Are all calories equally fattening? “A calorie is a calorie” suggests that the only significant factor in our food and weight gain is the total calories consumed. Every food we consume is ultimately mapped down to its energy value. For more than three decades, nutritionists, and public health officials have
used this logic. In 1878, Max Rubner first demonstrated that a calorie of protein supplies the same energy as a calorie of carbohydrate or fat to the body. He originally called it the isodynamic law of macronutrients. Nutritionists distilled this notion over the years to the famous phrase “a calorie is a calorie.”
Rubner also identified that fat possesses more than twice as many calories per gram as carbohydrates or protein. He also suggested more than a century ago that “the effect of specific substance upon the glands” was perhaps a more important component in weight regulation. He said that the impact of each macronutrient on hormones secreted by the glands is markedly different and this determines how the body commissions those nutrients. He also said that the caloric equivalence of the foods themselves is irrelevant to the fattening process.
A 2004 study concluded that “a calorie is a calorie” and yet admitted that an isocaloric diet (having approximately the same calorific value each day) of high protein and low carbohydrates may lead to more weight loss than a low-fat diet.
Does a beer calorie cause an identical metabolic or hormonal response as a calorie from ghee? Of course, the answer is no. Anyone who has studied basic physiology and metabolism knows this for a fact. These two foods have different metabolic consequences. Beer, which is full of carbohydrates, will elevate the blood sugar level and trigger an insulin response through the pancreas. Ghee, which is a fat, will not increase your blood sugar or insulin because fat is absorbed and transported to the liver.
Food has to be broken down to its simplest chemical form, which happens during digestion. After we chew our food, it reaches our stomach, where it is mixed with stomach acid and slowly released into the small intestine. Nutrients are drawn out of the small and large intestines as the food slowly travels through them and the remainder is excreted. Carbohydrates, proteins and fats are broken down into their component parts of glucose, amino acids, and fatty acids, respectively.
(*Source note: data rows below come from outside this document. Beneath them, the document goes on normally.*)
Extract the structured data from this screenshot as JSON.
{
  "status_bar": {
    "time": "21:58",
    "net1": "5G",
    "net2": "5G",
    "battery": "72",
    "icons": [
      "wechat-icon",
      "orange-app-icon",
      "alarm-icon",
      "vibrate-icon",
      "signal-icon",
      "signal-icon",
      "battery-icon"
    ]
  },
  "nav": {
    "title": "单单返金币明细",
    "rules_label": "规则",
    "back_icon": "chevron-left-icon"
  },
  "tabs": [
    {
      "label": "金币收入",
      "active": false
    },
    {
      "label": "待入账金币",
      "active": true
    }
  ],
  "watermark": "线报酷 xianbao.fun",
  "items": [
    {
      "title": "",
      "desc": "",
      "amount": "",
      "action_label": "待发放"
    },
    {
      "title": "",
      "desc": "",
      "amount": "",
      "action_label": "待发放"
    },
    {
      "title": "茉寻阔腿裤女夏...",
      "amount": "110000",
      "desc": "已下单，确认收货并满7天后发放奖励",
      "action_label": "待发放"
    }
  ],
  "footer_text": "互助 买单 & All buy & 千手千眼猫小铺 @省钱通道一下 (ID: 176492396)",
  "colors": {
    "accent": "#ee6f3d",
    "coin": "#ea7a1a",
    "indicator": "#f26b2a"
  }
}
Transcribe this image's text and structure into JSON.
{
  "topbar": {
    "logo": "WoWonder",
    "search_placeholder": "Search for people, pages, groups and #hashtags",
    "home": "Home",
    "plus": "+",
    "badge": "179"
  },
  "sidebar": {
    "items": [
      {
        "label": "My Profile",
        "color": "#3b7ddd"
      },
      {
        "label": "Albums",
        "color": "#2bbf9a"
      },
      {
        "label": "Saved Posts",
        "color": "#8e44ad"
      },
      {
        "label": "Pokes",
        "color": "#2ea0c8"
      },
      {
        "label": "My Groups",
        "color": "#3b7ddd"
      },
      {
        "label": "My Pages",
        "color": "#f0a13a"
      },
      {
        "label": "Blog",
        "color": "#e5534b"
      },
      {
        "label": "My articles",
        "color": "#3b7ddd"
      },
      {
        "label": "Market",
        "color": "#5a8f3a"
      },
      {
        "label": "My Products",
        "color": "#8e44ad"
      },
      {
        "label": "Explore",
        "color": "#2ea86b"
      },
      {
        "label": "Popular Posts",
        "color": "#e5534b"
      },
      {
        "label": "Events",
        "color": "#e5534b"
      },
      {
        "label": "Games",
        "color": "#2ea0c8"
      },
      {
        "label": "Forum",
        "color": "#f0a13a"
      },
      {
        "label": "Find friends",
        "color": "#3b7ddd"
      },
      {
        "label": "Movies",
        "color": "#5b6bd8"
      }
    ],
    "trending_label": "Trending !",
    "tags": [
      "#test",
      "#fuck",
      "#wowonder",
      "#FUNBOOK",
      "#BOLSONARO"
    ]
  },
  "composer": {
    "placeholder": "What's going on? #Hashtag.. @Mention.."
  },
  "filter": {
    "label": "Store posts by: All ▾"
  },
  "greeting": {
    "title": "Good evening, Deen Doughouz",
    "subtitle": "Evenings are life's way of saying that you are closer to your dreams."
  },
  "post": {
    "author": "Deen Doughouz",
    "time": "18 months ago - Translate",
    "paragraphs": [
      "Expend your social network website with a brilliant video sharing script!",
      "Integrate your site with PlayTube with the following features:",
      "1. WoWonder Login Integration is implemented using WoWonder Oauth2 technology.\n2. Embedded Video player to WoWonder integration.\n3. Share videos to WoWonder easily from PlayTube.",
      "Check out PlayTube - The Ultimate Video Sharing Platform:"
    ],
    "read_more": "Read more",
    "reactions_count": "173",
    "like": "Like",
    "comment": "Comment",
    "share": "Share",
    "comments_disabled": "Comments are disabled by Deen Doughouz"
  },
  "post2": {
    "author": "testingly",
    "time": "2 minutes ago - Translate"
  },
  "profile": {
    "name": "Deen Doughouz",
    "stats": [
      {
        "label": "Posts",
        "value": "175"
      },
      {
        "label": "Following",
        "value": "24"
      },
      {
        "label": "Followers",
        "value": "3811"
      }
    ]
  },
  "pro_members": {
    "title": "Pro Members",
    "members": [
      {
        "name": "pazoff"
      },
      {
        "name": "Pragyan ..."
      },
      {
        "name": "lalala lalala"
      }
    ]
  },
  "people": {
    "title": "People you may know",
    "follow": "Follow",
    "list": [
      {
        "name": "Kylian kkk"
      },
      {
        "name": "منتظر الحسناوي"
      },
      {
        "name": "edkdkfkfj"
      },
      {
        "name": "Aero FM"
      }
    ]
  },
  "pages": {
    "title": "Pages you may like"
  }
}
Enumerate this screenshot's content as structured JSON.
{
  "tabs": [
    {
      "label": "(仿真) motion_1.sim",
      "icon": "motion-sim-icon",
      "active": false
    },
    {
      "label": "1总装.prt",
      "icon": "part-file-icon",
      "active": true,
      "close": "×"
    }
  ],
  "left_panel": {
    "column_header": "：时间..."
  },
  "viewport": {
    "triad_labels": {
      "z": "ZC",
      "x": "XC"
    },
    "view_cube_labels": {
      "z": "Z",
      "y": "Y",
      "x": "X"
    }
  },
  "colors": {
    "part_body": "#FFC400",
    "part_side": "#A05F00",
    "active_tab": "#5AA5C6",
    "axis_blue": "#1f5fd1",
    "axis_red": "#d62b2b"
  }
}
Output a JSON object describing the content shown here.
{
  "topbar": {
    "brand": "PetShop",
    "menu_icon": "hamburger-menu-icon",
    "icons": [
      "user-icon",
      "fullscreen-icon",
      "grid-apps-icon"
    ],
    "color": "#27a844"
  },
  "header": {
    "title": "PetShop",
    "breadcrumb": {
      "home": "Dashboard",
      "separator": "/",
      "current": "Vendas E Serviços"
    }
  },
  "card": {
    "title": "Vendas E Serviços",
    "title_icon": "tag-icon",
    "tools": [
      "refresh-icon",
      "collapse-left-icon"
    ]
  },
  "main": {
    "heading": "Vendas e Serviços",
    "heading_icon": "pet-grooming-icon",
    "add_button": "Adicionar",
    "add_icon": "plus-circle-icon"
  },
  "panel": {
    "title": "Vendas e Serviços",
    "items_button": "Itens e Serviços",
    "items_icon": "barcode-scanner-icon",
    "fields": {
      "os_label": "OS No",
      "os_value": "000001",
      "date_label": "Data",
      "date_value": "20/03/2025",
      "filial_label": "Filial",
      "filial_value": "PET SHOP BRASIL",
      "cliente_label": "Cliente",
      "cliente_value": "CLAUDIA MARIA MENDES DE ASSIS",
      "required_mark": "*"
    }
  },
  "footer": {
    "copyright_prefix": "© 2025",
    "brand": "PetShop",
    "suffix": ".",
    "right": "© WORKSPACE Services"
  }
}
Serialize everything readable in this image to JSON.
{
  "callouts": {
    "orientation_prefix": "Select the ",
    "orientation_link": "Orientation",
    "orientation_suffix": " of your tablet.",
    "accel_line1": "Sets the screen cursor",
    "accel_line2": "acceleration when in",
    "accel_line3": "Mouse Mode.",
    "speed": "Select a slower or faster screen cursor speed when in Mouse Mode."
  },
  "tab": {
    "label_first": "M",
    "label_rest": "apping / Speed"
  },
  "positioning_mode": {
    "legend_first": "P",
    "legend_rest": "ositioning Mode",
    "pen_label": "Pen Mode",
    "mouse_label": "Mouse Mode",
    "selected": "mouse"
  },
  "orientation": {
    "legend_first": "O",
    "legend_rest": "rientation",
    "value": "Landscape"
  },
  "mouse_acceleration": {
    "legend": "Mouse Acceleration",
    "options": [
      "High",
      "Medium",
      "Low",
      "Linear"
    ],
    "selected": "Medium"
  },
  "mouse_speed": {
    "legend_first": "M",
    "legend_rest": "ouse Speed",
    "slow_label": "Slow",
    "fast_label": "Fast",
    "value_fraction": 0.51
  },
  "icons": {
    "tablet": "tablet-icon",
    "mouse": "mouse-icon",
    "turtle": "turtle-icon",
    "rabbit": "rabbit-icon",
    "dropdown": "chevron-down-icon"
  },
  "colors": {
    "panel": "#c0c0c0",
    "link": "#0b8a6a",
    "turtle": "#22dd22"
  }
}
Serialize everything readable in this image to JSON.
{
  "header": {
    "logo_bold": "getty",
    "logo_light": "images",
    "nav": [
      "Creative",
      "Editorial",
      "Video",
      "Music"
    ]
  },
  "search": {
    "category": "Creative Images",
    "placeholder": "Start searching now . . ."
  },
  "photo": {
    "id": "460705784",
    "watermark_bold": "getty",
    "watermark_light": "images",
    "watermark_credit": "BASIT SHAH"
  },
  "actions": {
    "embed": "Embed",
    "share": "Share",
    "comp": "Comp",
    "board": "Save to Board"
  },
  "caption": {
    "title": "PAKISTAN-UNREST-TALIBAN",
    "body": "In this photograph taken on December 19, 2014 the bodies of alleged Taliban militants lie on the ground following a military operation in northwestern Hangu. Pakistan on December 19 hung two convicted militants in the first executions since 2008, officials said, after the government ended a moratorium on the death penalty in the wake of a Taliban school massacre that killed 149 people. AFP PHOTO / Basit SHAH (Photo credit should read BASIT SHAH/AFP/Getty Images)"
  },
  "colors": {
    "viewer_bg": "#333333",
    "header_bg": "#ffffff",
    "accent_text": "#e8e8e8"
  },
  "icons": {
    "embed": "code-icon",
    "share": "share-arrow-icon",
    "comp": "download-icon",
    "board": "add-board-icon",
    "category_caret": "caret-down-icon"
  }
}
Amino acids are primarily utilised to develop and repair organs and muscles, and the rest are used to synthesise hormones, enzymes, and neurotransmitters.
Fatty acids are directly absorbed into the body and are stored in every single cell, a significant portion of which is stored in the nervous system. All these macronutrients provide energy for the body but have different metabolic pathways and so elicit different hormonal responses – whether the food goes into storage or is released for use by the body.
Calorie intake and expenditure are not independent variables. This is a critical mistake. The conventional notion is that calorie intake and calorie expenditure are independent variables, as mathematicians would call it, that is, a change in one will not affect the other. But many experiments and anecdotal experiences have confirmed that this assumption is wrong.
Have you heard of the concept of working up an appetite? When we want to be hungry to enjoy an all-you-can-eat buffet, we work up our appetite by eating less food before and doing more physical activity. In reality, energy in and energy out are interlinked. Change in one drives a corresponding change in the other. Because our body weight is regulated, the energy stored in our body is fixed at a specific range based on our physical environment and genetics. When we increase our “calories out” with exercise, it influences our “calories in” as we get hungry and build up an appetite. When we decrease our calorie intake, we feel lethargic (less “calories out”) because the body wants to conserve energy for essential bodily functions, just as any practical person would do if they lost their job and have to cut down on their expenses. The outcome is the stalling of weight loss.
We don’t have conscious control over our calorie intake or expenditure. We assume that because eating is an intentional act, we have control over when we eat and hunger signals have only a tiny role in it. The reality is that many imbricate hormonal pathways dictate our choice of food intake and food abstinence. Satiety is a state of “no appeal for food” because our body already has sufficient energy to burn. For instance, we feel hungry at mealtime, and the smell of grilled food stimulates our appetite to drive us to consume food. But, after we have completed a meal and have acquired all the calories and nutrients we require from the feast, those same scents of food make us feel somewhat nauseated. Our bodies possess an innate mechanism to steer us to consume food (or not). Like our heartbeat, the body-fat store regulation is automatically controlled.
Wrong: The fat or energy stores in the body grow because of overeating, not exercising enough, indulging in the comforts of the modern world, being greedy and not caring for the body.
Right: Hormones decide both energy intake and energy expenditure. Thus, the ultimate cause of weight gain is an imbalance of hormones in the body and not an imbalance of calories.
An excerpt from Eating Less is Making You Fat: How to Lose Weight Without Starving, Vijay Thakkar, Hachette India.